The E-mail message field is required. Christopher White's Skipjack is a compelling story about how the wisdom of the past can help us protect the future of our fisheries. I had to wonder why the oyster was in jeopardy. After a long winter of dredging in storms and ice, the two-sail wooden boats needed dry dock and a coat of paint. An orange-yellow sun lifted above a bank of clouds to the east, beyond the mouth of the Choptank River. All this, however, is in jeopardy. Related Links : September 2, 2019 : September 21, 2019 Books and Publications Skipjacks: , by Pat Vojtech.
Perhaps most insidious is the mismanagement of the Bay by state officials who put sport fishing above seafood and modernization above tradition. Only rarely is an outsider accepted into their inner circle, and then only when he knows how to listen and is willing to work. These captains must set aside their rivalry to fight for their very livelihood. As we headed south, the gusty wind continued to blow from the northwest at about twenty miles per hour. In the last minutes of moonlight, two dredge boats passed us by.
The captain broke the silence by ordering all crew on deck. State officials have mismanaged the waters, putting sport above business, and modernization above tradition. Setting my hand on the cabin top, I discovered it was slick, coated with ice. Three small bedroom communities were perched along the hooked peninsula between St. David gathered several quarts of oil out of a box and reascended. The men have a fierce affection for their boats. He lives in Santa Fe, New Mexico.
It had taken two men to lift each 160-pound dredge out of the hold, so it seemed improbable they could get along short one man. Ford was a , built in 1891 at. But this last vestige of American sailing culture is rapidly dying. I measured the salinity with a kit I had brought along. I said good morning to Captain Murphy, noting that I was five minutes early. But this last vestige of American sailing culture is rapidly dying. Seeing this, Murphy spun the wheel to avoid it, and we fell off downwind a little, then made for the open Bay.
Captain Murphy, fifty-five, was outspoken—proud of Rebecca and his place as one of the few sailing captains left on the Bay. I passed on the coffee. Murphy leaned over and jiggled the battery-cable leads again. He looked like a young Karl Malden. I had stepped back into the Age of Sail.
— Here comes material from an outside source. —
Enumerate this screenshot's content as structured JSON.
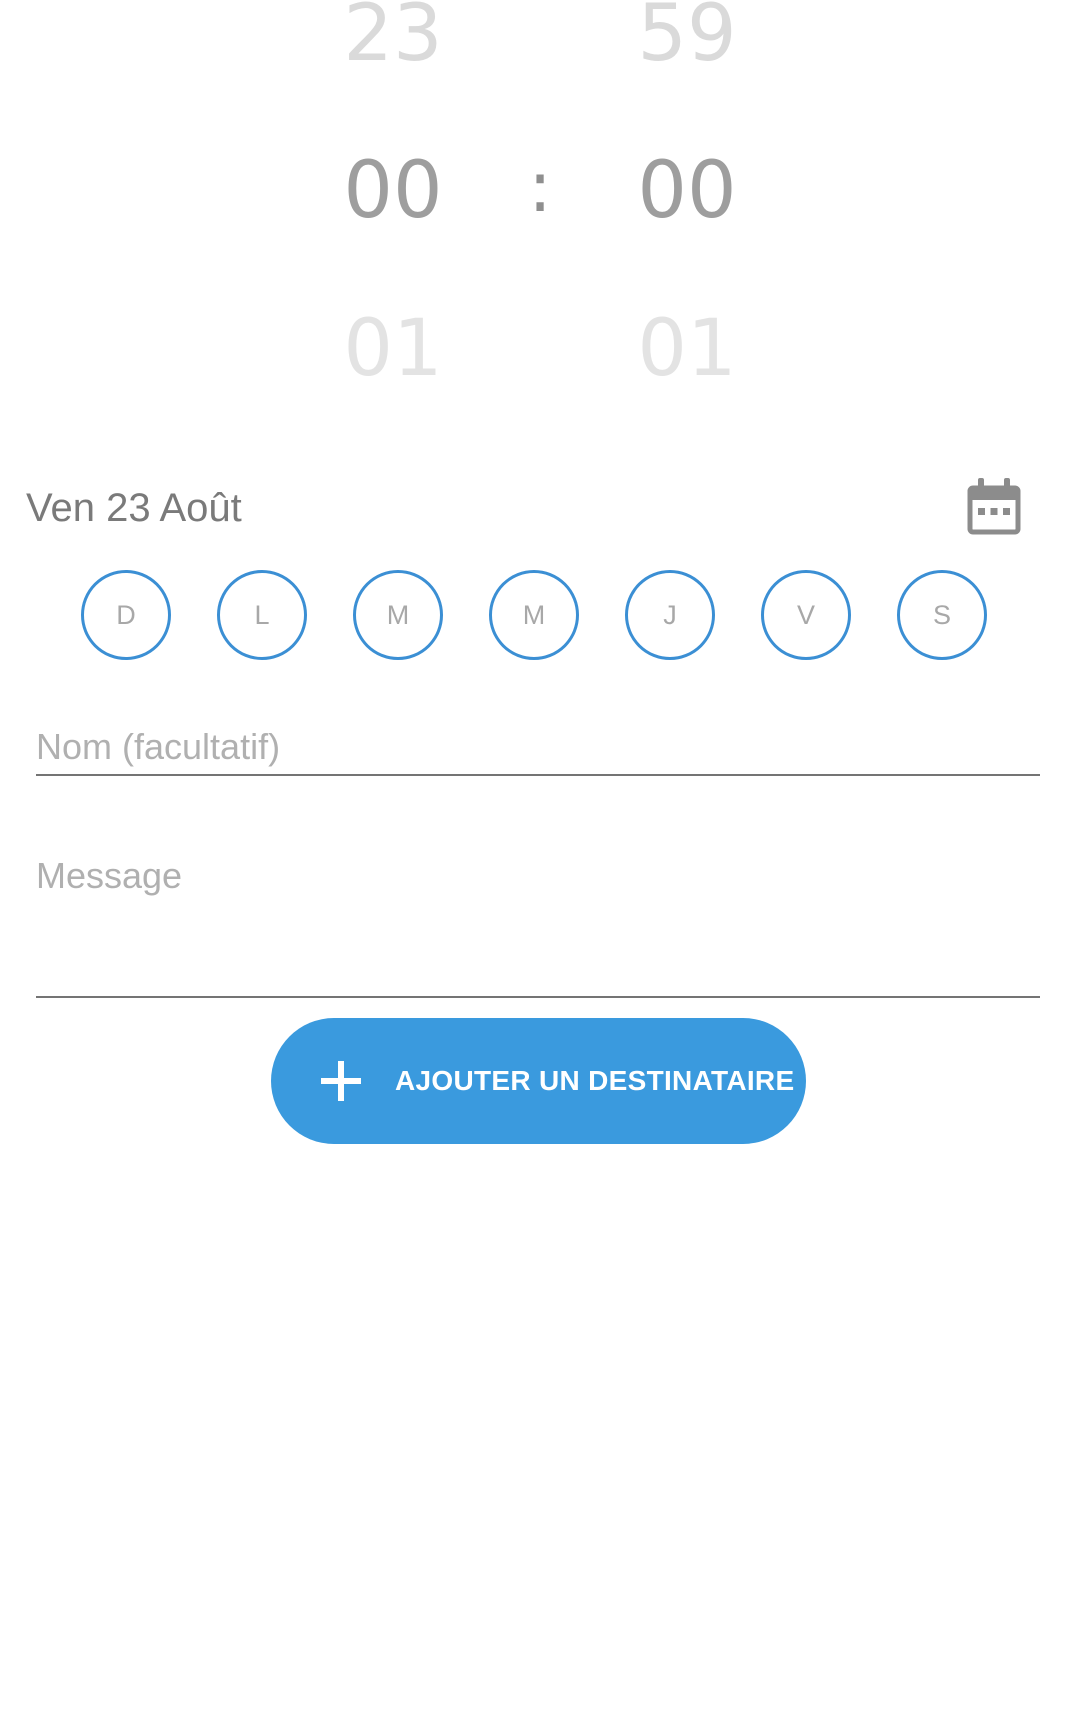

White's prose is like the oystermen he portrays: tough, lyrical, and soaked to the bone in the waters of Chesapeake Bay. Beyond some twenty low-slung workboats, typically employed for tonging oysters with scissorlike rakes or crabbing, the four skipjacks stood out with their tall masts. At stake was his way of life, a lineage for Wade Murphy going back three generations. He was either teaching me or trying to get me to quit. Whenever he needed something, he shouted at me. We lose a couple of drudge boats either year, Murphy said, using the vernacular either to stand for every or any.